Declaring Catanduanes as the abaca capital of the Philippines is a “very timely gift” for the people in the province as it celebrates the 6th Abaca Festival this month and as the country’s tourism industry gradually recovers from the pandemic, according to the Provincial Tourism Office.
“Since we are gradually but surely restarting, (the) conservative forecast for the expected tourists: let’s just say 500 to 700 arrivals but with a long night stay, it will contribute more to the economy as this would imply more spending,” the province’s tourism officer Carmel Bonifacio-Garcia said in an interview on Sunday.
Catanduanes account for 89.4 percent of Bicol Region production and 36.2 percent of the country’s total abaca supply as of 2020, data from the Catanduanes provincial agriculture office indicate.
Aside from abaca, the province is well-known for breathtaking tourist destinations like the Binurong Point in Baras town, Puraran beach, Carorian Wonders in Bato town, and Bote lighthouse and church.
In the town of Pandan, tourist attractions are Tuwad Tuwadan Lagoon, Hiyop Highlands, Paraiso ni Honesto and Cagnipa Rolling Hills; Our Lady of Sorrows Shrine in Calolbon town; Summit View Park in Viga town; and the coastal beaches in Virac town.

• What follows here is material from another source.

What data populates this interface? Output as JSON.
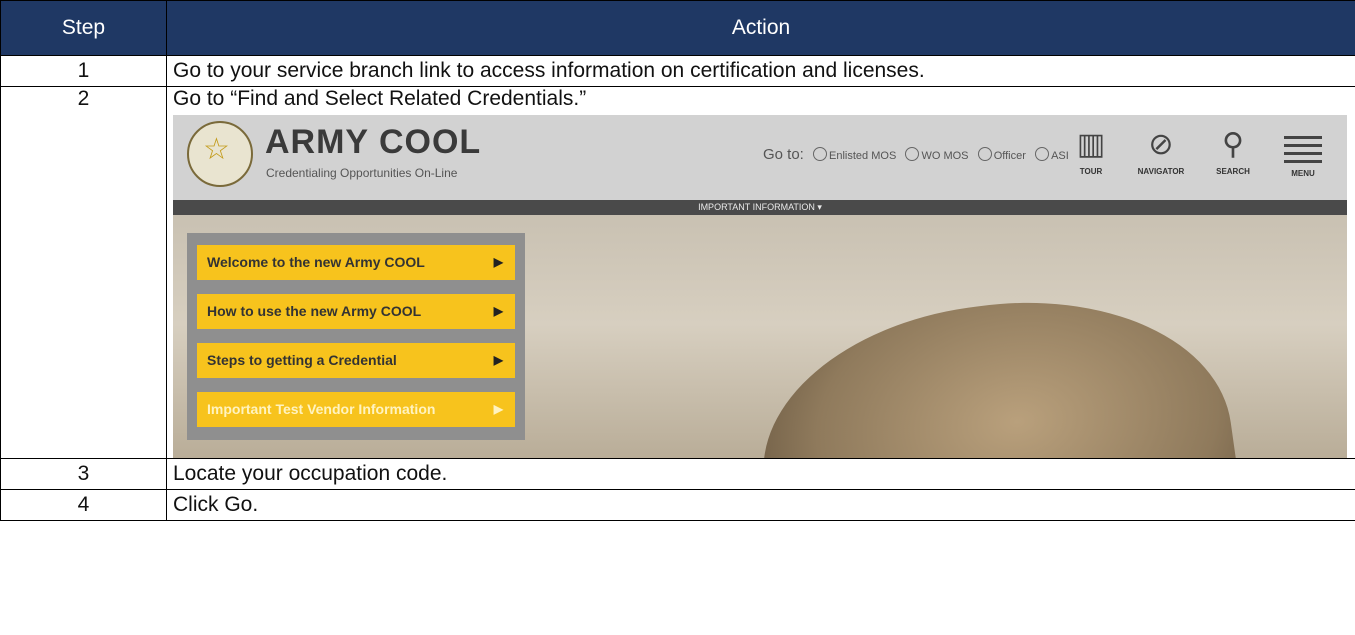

Meanwhile, the 6th Abaca Festival carrying the theme “Uswag Abaca: Dagos sa Maogmang Isla” will be held this May 24 to 28.
Garcia said highlights of the festival include the abaca hand stripping competition with MASK (modified abaca stripping knife), Arte Isla: The Abaca Edition, Abacantahan (battle of the bands), Rawit sa Abaca (spoken word poetry), Indak Abaca (dance sport), AbacaSayawan (group dance competition), and vlogging competition, among others.
“A group of motovloggers (motorcycle) will also attend the event as part of the exciting Bicol ride wherein they will visit the different provinces of Bicol and their last destination is Catanduanes,” Garcia added.